Avenged Sevenfold – Hail To The King
Reviewed by Sebastian Kluth
Avenged Sevenfold is definitely one of the most famous contemporary metal bands popular among younger audiences in North America. The band started with some metalcore fun rides back in the days and has shifted more and more towards traditional but still quite elaborate heavy metal, as seen on the last studio effort Nightmare with Mike Portnoy on drums. This record definitely had its strong moments and I’m still occasionally listening to it.
On “Hail To The King”, all metalcore elements are gone and the band plays a mixture of groove and heavy metal with catchy pop choruses and more and more artificially sounding choir and string passages. The entire album is hold in a mid tempo pace that lacks dynamics, emotions and surprises. The polished production took away all possible forms of edges and energy.
“Hail To The King” itself is an average heavy metal track that sounds like an odd mixture of AC/DC, Manowar, and Metallica. “Crimson Day” is a symphonic ballad with a mature sound, good guitar work, and the only truly solid vocal effort somewhere between soft Metallica and epic Guns ‘N Roses. “Coming Home” is the only fresh sounding piece of music on this album altogether, due to the twin guitars, the vivid bass, and the tight drumming, which finally give us a glimpse at the talent of the involved musicians. These are the three best tracks on the album, and I’ll tell you that they are only of an average to good quality. None of the songs can beat the band’s surprisingly energizing singles “Not Ready To Die” and “Carry On”, or the last record’s masterpiece “Nightmare”.

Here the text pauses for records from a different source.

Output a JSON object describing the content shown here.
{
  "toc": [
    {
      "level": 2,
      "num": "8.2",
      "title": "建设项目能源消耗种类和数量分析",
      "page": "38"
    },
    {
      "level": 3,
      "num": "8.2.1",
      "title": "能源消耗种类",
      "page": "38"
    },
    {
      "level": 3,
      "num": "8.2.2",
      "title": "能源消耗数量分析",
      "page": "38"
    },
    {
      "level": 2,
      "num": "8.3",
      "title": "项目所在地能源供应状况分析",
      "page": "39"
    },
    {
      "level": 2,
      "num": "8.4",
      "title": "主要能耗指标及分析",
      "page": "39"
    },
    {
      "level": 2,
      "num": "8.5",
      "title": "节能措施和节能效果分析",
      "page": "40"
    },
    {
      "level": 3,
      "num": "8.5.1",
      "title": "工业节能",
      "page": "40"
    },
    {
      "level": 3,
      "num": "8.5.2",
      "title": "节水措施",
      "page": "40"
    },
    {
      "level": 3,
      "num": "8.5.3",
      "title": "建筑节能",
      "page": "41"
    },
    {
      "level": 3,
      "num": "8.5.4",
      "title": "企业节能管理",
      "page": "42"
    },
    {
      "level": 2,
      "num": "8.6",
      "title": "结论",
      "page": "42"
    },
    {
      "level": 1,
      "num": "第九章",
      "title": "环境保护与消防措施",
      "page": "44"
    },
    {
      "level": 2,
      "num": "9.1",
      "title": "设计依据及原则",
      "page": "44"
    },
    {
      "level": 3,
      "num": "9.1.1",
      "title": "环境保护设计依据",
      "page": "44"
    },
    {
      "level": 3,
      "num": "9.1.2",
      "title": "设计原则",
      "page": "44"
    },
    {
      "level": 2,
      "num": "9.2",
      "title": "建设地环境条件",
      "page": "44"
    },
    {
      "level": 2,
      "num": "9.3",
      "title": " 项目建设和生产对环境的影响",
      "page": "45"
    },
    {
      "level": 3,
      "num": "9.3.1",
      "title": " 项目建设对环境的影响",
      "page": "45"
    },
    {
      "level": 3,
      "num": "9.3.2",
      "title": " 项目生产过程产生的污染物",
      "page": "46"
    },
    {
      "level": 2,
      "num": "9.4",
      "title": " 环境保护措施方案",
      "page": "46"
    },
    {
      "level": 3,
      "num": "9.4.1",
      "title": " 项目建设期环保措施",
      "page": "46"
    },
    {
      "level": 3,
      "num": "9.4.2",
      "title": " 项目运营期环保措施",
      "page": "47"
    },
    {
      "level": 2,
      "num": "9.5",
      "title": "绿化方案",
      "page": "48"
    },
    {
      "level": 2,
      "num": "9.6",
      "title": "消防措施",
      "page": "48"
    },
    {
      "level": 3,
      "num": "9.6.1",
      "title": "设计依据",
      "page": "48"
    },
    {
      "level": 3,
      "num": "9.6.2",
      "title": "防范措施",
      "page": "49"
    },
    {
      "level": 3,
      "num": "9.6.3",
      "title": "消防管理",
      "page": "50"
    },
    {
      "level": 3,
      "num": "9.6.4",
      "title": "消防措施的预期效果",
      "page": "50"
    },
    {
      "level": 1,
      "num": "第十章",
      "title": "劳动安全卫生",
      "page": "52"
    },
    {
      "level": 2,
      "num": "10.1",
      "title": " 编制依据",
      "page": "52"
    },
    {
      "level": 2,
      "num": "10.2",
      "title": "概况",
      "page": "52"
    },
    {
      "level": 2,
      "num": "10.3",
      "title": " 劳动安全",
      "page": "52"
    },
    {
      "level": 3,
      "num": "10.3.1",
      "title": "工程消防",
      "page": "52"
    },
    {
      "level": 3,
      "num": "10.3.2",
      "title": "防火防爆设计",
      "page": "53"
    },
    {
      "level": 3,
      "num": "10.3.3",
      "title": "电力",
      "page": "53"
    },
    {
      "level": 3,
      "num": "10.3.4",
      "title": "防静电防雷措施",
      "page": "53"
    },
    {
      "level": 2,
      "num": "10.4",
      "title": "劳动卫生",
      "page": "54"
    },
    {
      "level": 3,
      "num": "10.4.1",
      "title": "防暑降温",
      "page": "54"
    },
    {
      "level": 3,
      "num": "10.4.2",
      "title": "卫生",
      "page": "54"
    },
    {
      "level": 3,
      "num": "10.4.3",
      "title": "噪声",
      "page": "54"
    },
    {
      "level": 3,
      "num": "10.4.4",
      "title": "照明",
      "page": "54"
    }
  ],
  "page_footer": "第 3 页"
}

But it even gets worse. The opener, “Shepherd Of Fire”, has almost the same structure as Metallica’s “Enter Sandman”, and feels quite predictable despite its changes. “This Means War” is a “Sad But True” rip-off of the worst kind. I mean, many bands are inspired by Metallica, but why pick their most popular songs and copy them without any inspiration or creativity? In addition to this, I have never really liked Metallica’s self-titled “black album” and still think it’s their most boring record apart from the horrible Lulu project with Lou Reed. “Sad But True” has always sounded to me like an odd mixture of groove metal and hip-hop, and is one of the metal songs I have always hated the most. Let me tell you that Avenged Sevenfold’s take on this song is even worse than the original. “Heretic” hits a similar way and sounds like a commercial rip-off of another highly overrated and popular American metal band: Megadeth. This song sounds like a handicapped copy of “Symphony Of Destruction”, especially in the main riff and opening moments. If they had to choose American bands and add an overdose of orchestral elements to most of their songs, why couldn’t they at least have been inspired by the amazing Savatage?
Throughout the album, the band tries to sound mature but fails horrifically at this attempt. “Requiem” and “Planets” include an overdose of symphonic elements which desperately attempt to add a sophisticated touch to the music. The problem is the weak song writing, that just lacks substance. The whole thing sounds incredibly artificial, and is nothing but blown-up creative emptiness without any memorable moments. The choirs of “Requiem” don’t fit at all with the rest of the song, and actually made me laugh out loud, while “Planets” gets so redundant and repetitive that one can easily skip the last two minutes (if not the entire song).
But the worst thing on this whole album is the closing cheesy ballad “Acid Rain”. I would have expected this kind of song from Ronan Keating, but not from a metal or rock band. The difference between Ronan Keating and Avenged Sevenfold vocalist M. Shadows is that the first one actually has some good vocal skills, while the latter sounds as if he was singing with a stuffy nose. This song is, in fact, the most pathetic, kitschy ballad I have ever had to sit through. Even the dullest Freedom Call ballad and the most commercial Sonata Arctica single have far more eggs than this stiff piece of boredom. It ends a disappointing record on a truly bad note.
After the solid metal record Nightmare, the promising recent singles, and the rather unusual choice of “Hail To The King” as lead single and title track, everything seemed to be set for a great record. However, Hail To The King feels artificial, bloated, and completely lacking in charisma, energy, and originality. It seems as if the king was going through a severe identity crisis and desperately tried to sound like the new Metallica by forgetting where he really came from and what made him so popular. I hope that critics and fans prepare for a putsch, and are looking elsewhere for a new and more authentic king or queen. Just avoid this release and don’t hop on a crashing trend train.
1.75 // 5